Jim Hahn opened his press conference at noon with a smile and a quip—"now the fun begins." A cursory look at yesterday's results, however, shows the challenge the mayor faces. Three voters in four sized up his term in office and voted against giving Hahn another. Even though eight members of the city council endorsed Hahn, he won just a single district: his own in San Pedro (and with only 50.9% of the votes.) Antonio Villaraigosa won eight districts, including five where the incumbents—Ed Reyes, Tom LaBonge, Jan Perry, Cindy Miscikowski and Eric Garcetti—had endorsed Hahn. Bob Hertzberg won four districts, including the one represented by Villaraigosa backer Jack Weiss.
Another way to look at it: Hahn managed to finish second in six districts, but in seven districts the incumbent mayor came in third. In the areas with the most black voters, where he won in 2001, it's worse. Hahn came in fourth in Bernard Parks' 8th district and third in the adjacent 10th. Parks won both strongly, but only finished as high as second in one other. And: Remember Walter Moore, the Republican candidate who got little attention? He out-polled Richard Alarcon in five council districts, and only finished 3,156 votes behind Alarcon citywide.
The Center for the Study of Los Angeles at Loyola Marymount University did an exit poll yesterday. It overestimated Villaraigosa's total and had Hertzberg beating Hahn. That's why they count the votes.
Hertzberg says he won't make a decision on an endorsement for at least a couple of days. Asked at his press conference why he had never hugged Hahn, Hertzberg quipped that the mayor is just "not a very huggable guy." He also showed off what his new slogan and website were going to be if he had made the runoff: BigIdeasforLA.com.
Villaraigosa this morning went into the heart of Hertzberg territory, Sherman Oaks, to shake hands with voters. Jack Weiss was at his side.
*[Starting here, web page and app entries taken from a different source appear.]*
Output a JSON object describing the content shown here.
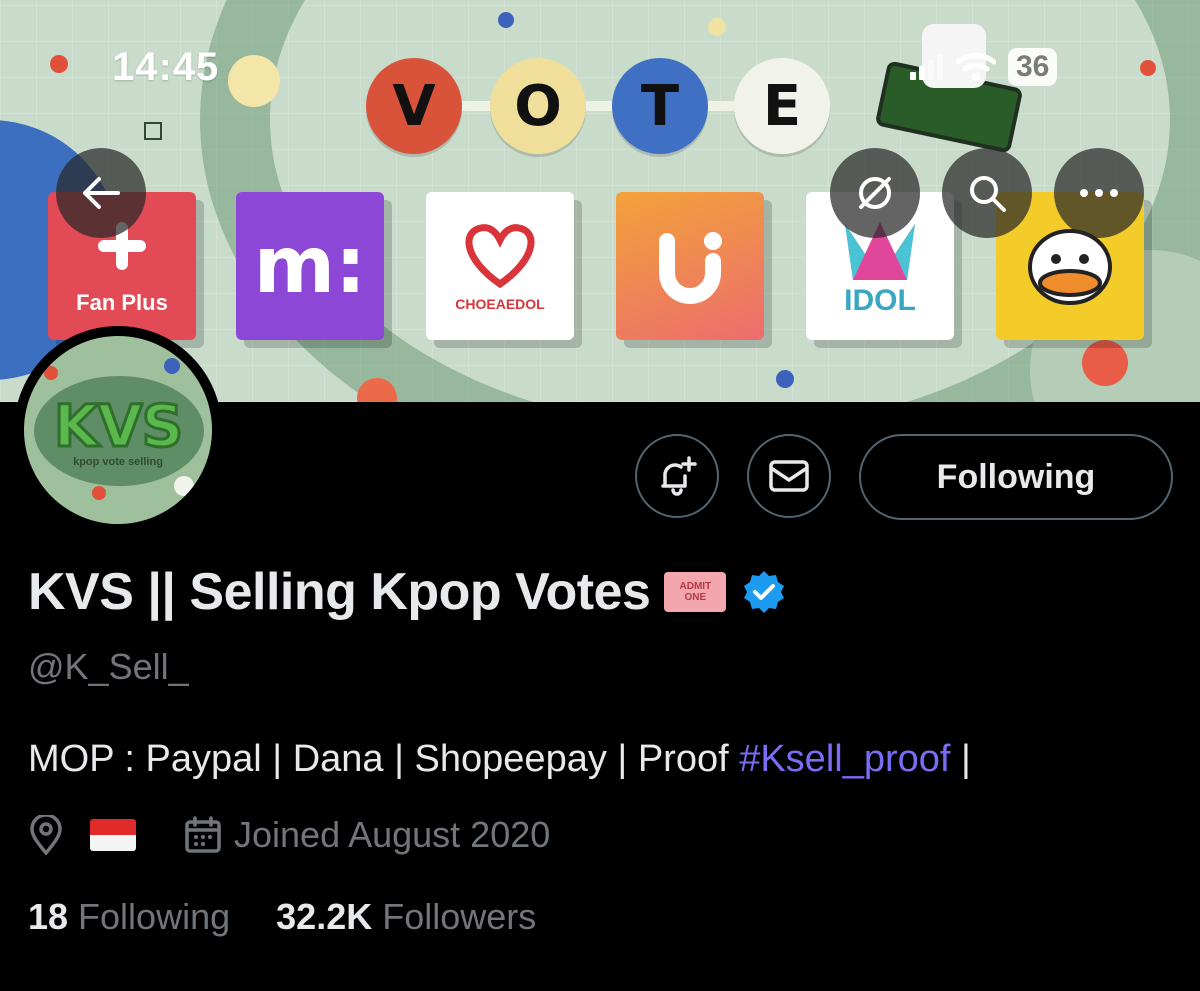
{
  "status_bar": {
    "time": "14:45",
    "battery": "36"
  },
  "banner": {
    "vote_letters": [
      "V",
      "O",
      "T",
      "E"
    ],
    "apps": [
      {
        "label": "Fan Plus",
        "color": "#e24a55"
      },
      {
        "label": "m:",
        "color": "#8c47d6"
      },
      {
        "label": "CHOEAEDOL",
        "color": "#ffffff"
      },
      {
        "label": "U",
        "color": "#ef8a3a"
      },
      {
        "label": "IDOL",
        "color": "#ffffff"
      },
      {
        "label": "duck",
        "color": "#f4cc2a"
      }
    ]
  },
  "nav": {
    "back_icon": "back-arrow-icon",
    "translate_icon": "translate-off-icon",
    "search_icon": "search-icon",
    "more_icon": "more-icon"
  },
  "profile": {
    "avatar_text": "KVS",
    "avatar_subtext": "kpop vote selling",
    "display_name": "KVS || Selling Kpop Votes",
    "ticket_line1": "ADMIT",
    "ticket_line2": "ONE",
    "verified": true,
    "handle": "@K_Sell_",
    "bio_text": "MOP : Paypal | Dana | Shopeepay | Proof ",
    "bio_hashtag": "#Ksell_proof",
    "bio_suffix": " |",
    "location_flag": "Indonesia flag",
    "joined": "Joined August 2020",
    "following_count": "18",
    "following_label": " Following",
    "followers_count": "32.2K",
    "followers_label": " Followers"
  },
  "actions": {
    "follow_label": "Following",
    "notify_icon": "bell-plus-icon",
    "message_icon": "envelope-icon"
  },
  "colors": {
    "accent_link": "#7b6cf6",
    "verified_blue": "#1d9bf0",
    "muted": "#71767b"
  }
}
Villaraigosa finished behind Hertzberg and Hahn in the 5th district, which extends from the Westside across the hills to Ventura Boulevard.
Villaraigosa campaign manager Ace Smith showed up outside the Hahn press conference to put on pressure and urge reporters to ask tough questions about the pay-to-play investigations.
Joel Kotkin writes on the New Republic website today that Hertzberg's failure to get in the runoff is an ominous sign for the L.A. middle class: "Middle-class residents here may no longer have large enough ranks to elect one of their own to citywide office....Major cities are continuing to lose middle-class residents as they flock either to the surrounding suburbs or to less congested, more affordable, and more business-friendly smaller cities, particularly in places like Nevada, Arizona, Texas, and Florida....This occurred in late imperial Rome, in seventeenth-century Venice, in eighteenth-century Amsterdam--and has become a common prelude to urban disaster in American cities during the past half-century." Kotkin's book The City: A Global History is due out from Modern Library in April.
Earl Ofari Hutchinson writes that blacks face a difficult choice between longtime friend Hahn and new friend Villaraigosa: "The choice that African Americans make will tell much about the fate of multi-ethnic political alliances in Los Angeles, California and nationally."
Elena Stern, Villaraigosa's former communications director, is leaving Burson Marsteller PR to be Vice President, Government & Media Relations at Para Los Niños downtown. She follows Alan Arkatov out the door.
Hahn's campaign says a "significant endorsement" will be announced Thursday afternoon.
* Updated and edited a touch